* [Exercise objective]:
Exact duplicates of all the records are needed.

[Dataset entries]
· · · · · · ·

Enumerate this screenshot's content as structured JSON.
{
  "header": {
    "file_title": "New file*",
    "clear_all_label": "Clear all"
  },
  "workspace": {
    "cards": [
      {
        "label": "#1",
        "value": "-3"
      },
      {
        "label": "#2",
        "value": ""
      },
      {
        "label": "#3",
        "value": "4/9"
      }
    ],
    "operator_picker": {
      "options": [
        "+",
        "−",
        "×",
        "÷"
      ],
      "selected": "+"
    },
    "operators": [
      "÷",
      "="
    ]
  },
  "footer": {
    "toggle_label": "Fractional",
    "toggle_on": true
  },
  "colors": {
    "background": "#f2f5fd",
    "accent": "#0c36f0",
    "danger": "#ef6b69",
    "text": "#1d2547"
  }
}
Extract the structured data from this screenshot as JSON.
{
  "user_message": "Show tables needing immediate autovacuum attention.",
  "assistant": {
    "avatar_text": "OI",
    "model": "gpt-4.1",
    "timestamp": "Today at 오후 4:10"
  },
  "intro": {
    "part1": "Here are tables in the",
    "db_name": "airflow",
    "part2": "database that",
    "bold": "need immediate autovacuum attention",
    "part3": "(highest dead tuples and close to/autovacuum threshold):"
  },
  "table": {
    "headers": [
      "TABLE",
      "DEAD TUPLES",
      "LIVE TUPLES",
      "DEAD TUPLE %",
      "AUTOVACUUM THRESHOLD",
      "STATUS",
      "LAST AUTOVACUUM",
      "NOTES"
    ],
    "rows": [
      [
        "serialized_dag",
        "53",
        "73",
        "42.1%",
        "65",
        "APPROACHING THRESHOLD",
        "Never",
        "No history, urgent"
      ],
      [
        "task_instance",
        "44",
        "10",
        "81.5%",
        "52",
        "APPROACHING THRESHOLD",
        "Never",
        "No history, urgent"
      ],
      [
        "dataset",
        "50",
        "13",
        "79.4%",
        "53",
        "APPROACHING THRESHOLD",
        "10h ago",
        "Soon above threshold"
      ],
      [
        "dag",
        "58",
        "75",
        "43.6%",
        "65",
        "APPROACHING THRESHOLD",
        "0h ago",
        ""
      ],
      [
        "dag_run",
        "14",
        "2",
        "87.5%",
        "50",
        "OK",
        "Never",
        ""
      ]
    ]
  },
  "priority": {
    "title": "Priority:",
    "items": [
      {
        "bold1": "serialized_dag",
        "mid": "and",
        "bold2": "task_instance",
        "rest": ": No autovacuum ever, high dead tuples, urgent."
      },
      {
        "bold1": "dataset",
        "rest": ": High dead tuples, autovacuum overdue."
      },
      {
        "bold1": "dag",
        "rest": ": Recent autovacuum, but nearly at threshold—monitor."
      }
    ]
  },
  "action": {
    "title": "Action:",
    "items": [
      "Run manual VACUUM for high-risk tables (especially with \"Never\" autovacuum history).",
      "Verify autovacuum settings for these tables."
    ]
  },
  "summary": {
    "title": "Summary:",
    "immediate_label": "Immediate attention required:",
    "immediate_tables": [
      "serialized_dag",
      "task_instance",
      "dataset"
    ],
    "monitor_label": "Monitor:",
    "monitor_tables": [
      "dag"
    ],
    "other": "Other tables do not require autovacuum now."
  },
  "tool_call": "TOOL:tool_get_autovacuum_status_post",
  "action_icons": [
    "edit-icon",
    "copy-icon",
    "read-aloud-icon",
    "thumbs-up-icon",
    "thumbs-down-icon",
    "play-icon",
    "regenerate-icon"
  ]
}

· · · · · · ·

* [Response to this exercise]:
Enumerate this screenshot's content as structured JSON.
{
  "header": {
    "file_title": "New file*",
    "clear_all_label": "Clear all"
  },
  "workspace": {
    "cards": [
      {
        "label": "#1",
        "value": "-3"
      },
      {
        "label": "#2",
        "value": ""
      },
      {
        "label": "#3",
        "value": "4/9"
      }
    ],
    "operator_picker": {
      "options": [
        "+",
        "−",
        "×",
        "÷"
      ],
      "selected": "+"
    },
    "operators": [
      "÷",
      "="
    ]
  },
  "footer": {
    "toggle_label": "Fractional",
    "toggle_on": true
  },
  "colors": {
    "background": "#f2f5fd",
    "accent": "#0c36f0",
    "danger": "#ef6b69",
    "text": "#1d2547"
  }
}
Extract the structured data from this screenshot as JSON.
{
  "user_message": "Show tables needing immediate autovacuum attention.",
  "assistant": {
    "avatar_text": "OI",
    "model": "gpt-4.1",
    "timestamp": "Today at 오후 4:10"
  },
  "intro": {
    "part1": "Here are tables in the",
    "db_name": "airflow",
    "part2": "database that",
    "bold": "need immediate autovacuum attention",
    "part3": "(highest dead tuples and close to/autovacuum threshold):"
  },
  "table": {
    "headers": [
      "TABLE",
      "DEAD TUPLES",
      "LIVE TUPLES",
      "DEAD TUPLE %",
      "AUTOVACUUM THRESHOLD",
      "STATUS",
      "LAST AUTOVACUUM",
      "NOTES"
    ],
    "rows": [
      [
        "serialized_dag",
        "53",
        "73",
        "42.1%",
        "65",
        "APPROACHING THRESHOLD",
        "Never",
        "No history, urgent"
      ],
      [
        "task_instance",
        "44",
        "10",
        "81.5%",
        "52",
        "APPROACHING THRESHOLD",
        "Never",
        "No history, urgent"
      ],
      [
        "dataset",
        "50",
        "13",
        "79.4%",
        "53",
        "APPROACHING THRESHOLD",
        "10h ago",
        "Soon above threshold"
      ],
      [
        "dag",
        "58",
        "75",
        "43.6%",
        "65",
        "APPROACHING THRESHOLD",
        "0h ago",
        ""
      ],
      [
        "dag_run",
        "14",
        "2",
        "87.5%",
        "50",
        "OK",
        "Never",
        ""
      ]
    ]
  },
  "priority": {
    "title": "Priority:",
    "items": [
      {
        "bold1": "serialized_dag",
        "mid": "and",
        "bold2": "task_instance",
        "rest": ": No autovacuum ever, high dead tuples, urgent."
      },
      {
        "bold1": "dataset",
        "rest": ": High dead tuples, autovacuum overdue."
      },
      {
        "bold1": "dag",
        "rest": ": Recent autovacuum, but nearly at threshold—monitor."
      }
    ]
  },
  "action": {
    "title": "Action:",
    "items": [
      "Run manual VACUUM for high-risk tables (especially with \"Never\" autovacuum history).",
      "Verify autovacuum settings for these tables."
    ]
  },
  "summary": {
    "title": "Summary:",
    "immediate_label": "Immediate attention required:",
    "immediate_tables": [
      "serialized_dag",
      "task_instance",
      "dataset"
    ],
    "monitor_label": "Monitor:",
    "monitor_tables": [
      "dag"
    ],
    "other": "Other tables do not require autovacuum now."
  },
  "tool_call": "TOOL:tool_get_autovacuum_status_post",
  "action_icons": [
    "edit-icon",
    "copy-icon",
    "read-aloud-icon",
    "thumbs-up-icon",
    "thumbs-down-icon",
    "play-icon",
    "regenerate-icon"
  ]
}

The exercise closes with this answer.